The interview conducted by David Halbfinger and Nicholas Confessore of the New York Times with Caroline Kennedy (who seems to have dropped the name Schlossberg permanently), as linked below in today’s Featured Articles, did not have the headline “As A Candidate, Kennedy Is Forceful Yet Elusive” when it first appeared on the newspaper’s site yesterday morning. Instead, it originally read “As A Candidate, Kennedy Is Eloquent Yet Elusive,” and is still identified in those words at the Times’s own website Blogrunner, despite the fact that the quotes attributed to the candidate, as they appeared in the published article, had little of the rhetorical art for which Ms. Kennedy’s father gained renown (with some help from Ted Sorensen).
The interview was one of Ms. Kennedy’s first attempts at a sit-down conversation with the press, following several weeks during which she preferred to deal with the Fourth Estate by giving them written replies to written questions.  Within a few hours after its appearance, the irreverent website Gawker pointed out that in one of the audio clips attached to the interview, the would-be successor to Sen. Hillary Clinton’s New York Senate seat managed to use the words “you know” (as a “discourse marker” as the linguists say, rather than in any intelligent grammatical context) a dozen times in 49 seconds.  Almost within minutes after that observation was posted, the Times changed the headline to what it is now.

Last night, the Times also put up what is seemingly a word-for-word transcript of Ms. Kennedy’s conversation with Halbfinger and Confessore.  In what must have been a conversation lasting about 40 or 45 minutes, she uses “you know” no less than 138 times.  Especially impressive are two occasions where she uses the words five different times in one sentence – or what would be a sentence, if it were not, in both cases, a chain of clauses with no grammatical conclusion.

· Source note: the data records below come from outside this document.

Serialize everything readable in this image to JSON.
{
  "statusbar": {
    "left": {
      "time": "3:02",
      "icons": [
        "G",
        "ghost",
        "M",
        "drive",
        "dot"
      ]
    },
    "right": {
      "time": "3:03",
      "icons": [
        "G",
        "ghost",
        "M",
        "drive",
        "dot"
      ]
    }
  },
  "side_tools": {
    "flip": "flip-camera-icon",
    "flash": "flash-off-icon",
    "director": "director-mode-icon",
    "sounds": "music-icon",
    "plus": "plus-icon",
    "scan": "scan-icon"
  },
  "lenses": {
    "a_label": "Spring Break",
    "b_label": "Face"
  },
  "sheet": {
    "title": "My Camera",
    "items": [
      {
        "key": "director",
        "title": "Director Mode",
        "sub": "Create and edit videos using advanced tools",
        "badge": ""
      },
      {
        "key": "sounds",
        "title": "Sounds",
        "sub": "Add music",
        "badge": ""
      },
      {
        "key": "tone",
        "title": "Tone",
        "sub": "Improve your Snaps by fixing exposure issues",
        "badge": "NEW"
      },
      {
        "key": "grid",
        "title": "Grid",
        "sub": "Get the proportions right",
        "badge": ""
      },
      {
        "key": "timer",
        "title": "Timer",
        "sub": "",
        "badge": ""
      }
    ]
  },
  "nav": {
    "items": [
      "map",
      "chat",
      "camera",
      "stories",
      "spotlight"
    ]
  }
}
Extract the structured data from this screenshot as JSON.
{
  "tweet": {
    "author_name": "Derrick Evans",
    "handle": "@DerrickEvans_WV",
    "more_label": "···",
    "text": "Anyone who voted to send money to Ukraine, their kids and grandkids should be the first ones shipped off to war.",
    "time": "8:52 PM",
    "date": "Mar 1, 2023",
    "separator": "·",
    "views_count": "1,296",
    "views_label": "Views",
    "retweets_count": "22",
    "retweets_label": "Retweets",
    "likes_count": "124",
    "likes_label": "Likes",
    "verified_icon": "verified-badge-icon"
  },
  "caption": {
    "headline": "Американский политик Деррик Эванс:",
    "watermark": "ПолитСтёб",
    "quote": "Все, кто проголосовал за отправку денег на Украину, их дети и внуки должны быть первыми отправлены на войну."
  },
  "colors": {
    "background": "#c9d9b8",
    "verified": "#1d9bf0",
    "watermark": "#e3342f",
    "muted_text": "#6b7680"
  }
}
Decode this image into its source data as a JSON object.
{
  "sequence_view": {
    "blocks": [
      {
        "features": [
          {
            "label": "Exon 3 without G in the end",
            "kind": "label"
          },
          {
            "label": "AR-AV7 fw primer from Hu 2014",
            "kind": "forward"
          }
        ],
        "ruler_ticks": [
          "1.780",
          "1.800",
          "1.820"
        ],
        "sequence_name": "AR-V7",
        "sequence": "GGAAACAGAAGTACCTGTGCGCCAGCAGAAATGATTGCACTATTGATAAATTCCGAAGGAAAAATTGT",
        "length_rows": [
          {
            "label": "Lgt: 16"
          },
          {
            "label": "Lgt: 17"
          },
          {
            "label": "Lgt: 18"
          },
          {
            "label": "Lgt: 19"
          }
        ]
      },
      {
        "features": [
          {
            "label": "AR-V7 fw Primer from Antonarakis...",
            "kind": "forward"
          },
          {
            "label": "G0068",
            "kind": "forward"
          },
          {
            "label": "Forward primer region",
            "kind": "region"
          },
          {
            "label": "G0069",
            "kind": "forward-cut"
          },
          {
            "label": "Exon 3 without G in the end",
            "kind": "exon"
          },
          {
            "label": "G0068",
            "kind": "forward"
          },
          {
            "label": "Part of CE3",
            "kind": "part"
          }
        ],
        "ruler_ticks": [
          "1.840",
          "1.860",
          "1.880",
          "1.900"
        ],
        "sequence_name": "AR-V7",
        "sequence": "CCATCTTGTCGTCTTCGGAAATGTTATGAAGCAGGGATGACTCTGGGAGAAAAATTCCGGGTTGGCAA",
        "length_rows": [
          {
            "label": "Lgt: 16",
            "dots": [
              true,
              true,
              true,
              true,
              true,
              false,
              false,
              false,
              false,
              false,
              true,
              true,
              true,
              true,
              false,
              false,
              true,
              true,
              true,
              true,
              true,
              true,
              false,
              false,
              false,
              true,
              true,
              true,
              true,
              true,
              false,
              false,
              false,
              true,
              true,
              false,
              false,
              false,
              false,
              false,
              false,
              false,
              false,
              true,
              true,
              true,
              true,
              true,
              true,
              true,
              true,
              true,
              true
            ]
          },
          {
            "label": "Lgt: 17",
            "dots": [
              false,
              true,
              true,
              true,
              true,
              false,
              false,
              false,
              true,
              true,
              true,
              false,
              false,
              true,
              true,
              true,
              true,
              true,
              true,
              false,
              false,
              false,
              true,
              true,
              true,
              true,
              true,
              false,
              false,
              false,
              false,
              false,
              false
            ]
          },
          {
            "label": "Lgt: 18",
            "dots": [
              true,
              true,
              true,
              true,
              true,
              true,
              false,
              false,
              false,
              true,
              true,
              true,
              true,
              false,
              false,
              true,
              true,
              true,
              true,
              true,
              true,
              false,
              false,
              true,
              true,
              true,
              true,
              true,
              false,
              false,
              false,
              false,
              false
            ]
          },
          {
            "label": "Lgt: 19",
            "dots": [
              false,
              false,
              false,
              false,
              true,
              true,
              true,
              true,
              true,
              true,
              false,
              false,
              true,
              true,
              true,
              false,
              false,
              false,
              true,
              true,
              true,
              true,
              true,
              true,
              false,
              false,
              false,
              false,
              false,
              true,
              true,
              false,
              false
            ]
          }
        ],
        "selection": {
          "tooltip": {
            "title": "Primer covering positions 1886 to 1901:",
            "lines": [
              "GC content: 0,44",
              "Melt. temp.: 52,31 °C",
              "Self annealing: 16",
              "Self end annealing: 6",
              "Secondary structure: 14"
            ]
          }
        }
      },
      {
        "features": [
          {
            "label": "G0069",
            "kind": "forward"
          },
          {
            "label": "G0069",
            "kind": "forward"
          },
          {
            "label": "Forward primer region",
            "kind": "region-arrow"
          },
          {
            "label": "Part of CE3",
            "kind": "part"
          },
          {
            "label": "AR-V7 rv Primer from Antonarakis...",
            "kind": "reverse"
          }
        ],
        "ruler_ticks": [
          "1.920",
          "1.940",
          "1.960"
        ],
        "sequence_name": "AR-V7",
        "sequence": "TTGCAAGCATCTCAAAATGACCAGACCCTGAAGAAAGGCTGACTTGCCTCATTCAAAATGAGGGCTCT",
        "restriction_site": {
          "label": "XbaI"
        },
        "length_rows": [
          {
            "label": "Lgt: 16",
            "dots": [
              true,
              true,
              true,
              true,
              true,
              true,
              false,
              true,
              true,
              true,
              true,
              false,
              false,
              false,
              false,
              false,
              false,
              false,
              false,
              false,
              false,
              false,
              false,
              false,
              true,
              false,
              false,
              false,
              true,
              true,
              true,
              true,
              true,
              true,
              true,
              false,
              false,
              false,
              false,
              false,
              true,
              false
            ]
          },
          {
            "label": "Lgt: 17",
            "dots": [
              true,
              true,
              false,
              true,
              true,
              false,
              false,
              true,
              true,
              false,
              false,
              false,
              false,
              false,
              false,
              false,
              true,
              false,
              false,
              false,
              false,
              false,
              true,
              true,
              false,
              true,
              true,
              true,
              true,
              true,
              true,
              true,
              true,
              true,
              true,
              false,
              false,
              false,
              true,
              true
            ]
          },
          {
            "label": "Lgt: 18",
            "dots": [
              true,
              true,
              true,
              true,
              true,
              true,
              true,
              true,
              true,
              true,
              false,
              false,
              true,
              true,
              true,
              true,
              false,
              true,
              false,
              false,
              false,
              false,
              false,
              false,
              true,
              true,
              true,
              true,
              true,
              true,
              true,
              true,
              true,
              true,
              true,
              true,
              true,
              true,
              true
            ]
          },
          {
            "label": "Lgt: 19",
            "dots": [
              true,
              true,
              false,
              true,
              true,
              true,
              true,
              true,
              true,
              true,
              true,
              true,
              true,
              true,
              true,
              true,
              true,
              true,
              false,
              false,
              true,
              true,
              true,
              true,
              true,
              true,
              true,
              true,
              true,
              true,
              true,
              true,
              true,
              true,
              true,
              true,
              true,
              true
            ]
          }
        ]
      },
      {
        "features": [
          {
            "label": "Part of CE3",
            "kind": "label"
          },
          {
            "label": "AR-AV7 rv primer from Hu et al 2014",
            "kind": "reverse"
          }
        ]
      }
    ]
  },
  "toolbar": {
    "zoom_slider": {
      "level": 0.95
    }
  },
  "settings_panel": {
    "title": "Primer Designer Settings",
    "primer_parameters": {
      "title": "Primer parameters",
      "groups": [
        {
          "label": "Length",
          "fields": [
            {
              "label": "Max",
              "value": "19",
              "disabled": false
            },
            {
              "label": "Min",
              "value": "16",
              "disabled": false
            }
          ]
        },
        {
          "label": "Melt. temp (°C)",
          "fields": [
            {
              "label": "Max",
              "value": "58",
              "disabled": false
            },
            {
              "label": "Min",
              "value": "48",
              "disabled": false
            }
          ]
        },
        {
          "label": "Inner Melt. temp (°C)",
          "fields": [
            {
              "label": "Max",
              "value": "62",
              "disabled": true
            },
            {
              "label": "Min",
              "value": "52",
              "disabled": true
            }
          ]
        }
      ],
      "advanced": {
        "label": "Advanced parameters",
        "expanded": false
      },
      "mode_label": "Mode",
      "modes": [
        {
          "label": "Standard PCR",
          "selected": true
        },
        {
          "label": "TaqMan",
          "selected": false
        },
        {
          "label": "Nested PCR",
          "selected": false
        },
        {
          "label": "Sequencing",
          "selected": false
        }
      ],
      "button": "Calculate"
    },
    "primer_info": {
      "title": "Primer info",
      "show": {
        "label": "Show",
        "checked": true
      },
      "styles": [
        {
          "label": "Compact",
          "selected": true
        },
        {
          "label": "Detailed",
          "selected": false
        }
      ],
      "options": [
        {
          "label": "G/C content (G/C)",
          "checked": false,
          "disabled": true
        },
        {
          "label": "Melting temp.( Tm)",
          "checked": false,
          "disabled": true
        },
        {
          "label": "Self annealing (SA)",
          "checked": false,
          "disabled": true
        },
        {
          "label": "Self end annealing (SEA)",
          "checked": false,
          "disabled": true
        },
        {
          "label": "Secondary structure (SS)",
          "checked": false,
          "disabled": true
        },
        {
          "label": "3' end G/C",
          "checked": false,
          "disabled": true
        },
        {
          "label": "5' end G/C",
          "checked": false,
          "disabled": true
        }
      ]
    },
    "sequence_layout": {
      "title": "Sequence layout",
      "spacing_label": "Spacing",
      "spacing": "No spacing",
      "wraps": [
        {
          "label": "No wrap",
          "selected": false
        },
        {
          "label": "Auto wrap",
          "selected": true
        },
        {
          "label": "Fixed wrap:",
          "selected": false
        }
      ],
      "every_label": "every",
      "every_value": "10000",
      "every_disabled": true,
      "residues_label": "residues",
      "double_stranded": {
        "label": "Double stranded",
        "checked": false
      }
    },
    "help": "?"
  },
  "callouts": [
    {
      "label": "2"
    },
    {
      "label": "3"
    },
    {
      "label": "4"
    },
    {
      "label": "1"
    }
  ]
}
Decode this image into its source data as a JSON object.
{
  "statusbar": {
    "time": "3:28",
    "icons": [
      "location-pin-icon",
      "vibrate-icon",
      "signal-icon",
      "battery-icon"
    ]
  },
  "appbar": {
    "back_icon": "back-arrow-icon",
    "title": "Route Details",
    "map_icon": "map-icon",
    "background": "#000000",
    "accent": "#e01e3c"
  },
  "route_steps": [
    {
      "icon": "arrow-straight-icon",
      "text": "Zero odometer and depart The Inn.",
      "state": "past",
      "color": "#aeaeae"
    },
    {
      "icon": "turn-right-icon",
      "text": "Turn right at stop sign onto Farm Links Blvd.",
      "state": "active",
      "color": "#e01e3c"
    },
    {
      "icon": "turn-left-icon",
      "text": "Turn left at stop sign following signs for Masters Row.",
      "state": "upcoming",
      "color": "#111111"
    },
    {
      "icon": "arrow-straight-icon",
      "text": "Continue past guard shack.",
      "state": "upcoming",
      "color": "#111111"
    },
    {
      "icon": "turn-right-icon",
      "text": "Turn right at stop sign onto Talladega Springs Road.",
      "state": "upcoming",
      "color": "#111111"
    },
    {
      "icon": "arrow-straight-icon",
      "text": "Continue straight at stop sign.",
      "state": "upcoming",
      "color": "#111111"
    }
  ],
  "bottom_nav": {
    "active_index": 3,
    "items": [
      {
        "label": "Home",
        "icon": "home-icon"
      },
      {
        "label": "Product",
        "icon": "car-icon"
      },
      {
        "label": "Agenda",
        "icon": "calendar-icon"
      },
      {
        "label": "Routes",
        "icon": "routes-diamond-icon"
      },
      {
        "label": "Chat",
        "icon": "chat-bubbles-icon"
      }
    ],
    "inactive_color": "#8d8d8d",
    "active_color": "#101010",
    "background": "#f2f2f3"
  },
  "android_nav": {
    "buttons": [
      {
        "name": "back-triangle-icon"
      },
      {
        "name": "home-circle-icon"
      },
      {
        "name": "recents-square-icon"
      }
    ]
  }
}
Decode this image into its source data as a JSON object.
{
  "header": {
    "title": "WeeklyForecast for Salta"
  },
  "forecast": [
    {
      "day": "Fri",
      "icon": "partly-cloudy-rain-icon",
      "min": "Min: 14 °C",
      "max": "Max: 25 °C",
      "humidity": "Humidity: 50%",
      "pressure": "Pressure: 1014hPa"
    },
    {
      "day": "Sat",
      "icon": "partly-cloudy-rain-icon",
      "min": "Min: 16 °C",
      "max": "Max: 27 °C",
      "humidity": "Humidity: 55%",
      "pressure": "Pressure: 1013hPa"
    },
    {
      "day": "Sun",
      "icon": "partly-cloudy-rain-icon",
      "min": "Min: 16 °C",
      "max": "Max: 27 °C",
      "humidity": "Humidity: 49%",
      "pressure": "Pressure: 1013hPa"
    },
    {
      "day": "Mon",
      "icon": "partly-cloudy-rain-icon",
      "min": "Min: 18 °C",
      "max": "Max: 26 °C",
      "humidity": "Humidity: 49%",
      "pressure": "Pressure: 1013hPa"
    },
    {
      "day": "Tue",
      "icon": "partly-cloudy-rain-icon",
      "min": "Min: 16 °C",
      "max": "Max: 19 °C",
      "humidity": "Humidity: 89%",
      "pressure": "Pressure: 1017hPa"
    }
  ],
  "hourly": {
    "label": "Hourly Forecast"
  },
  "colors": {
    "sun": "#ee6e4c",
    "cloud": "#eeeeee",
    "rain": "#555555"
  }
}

Indeed, throughout the transcript, Ms. Kennedy proves to be nearly as unable to articulate a proper sentence as was the case when she appeared on Meet The Press last spring to endorse Barack Obama for the presidency.  As I listened to the clips at the Times’s site and read the transcript, I had to conclude to send her to be America’s Ambassador to the United Kingdom would make this country the object of ridicule in that isle where Shakespeare’s unmoved bones rest.

And while it is true that quite a few Senators, past and present, have been as inarticulate as Ms. Kennedy, very few among them have used what facility of speech they had to assert, as Ms Kennedy more or less does in this interview, that they should be in the United States Senate, well, because they want to be there, whether or not there are more qualified candidates for the job.  As Gawker’s Gabriel Sherman pointed out today, Ms. Kennedy’s supply of hauteur, manifested more than a few times toward Halbfinger and Confessore (as the transcript shows), may be her biggest problem of all as she seeks this office.

(Also noteworthy is an entry at the Language Log blog which discusses editing of the audio clips featured with the Times article, and not acknowledged at the site.)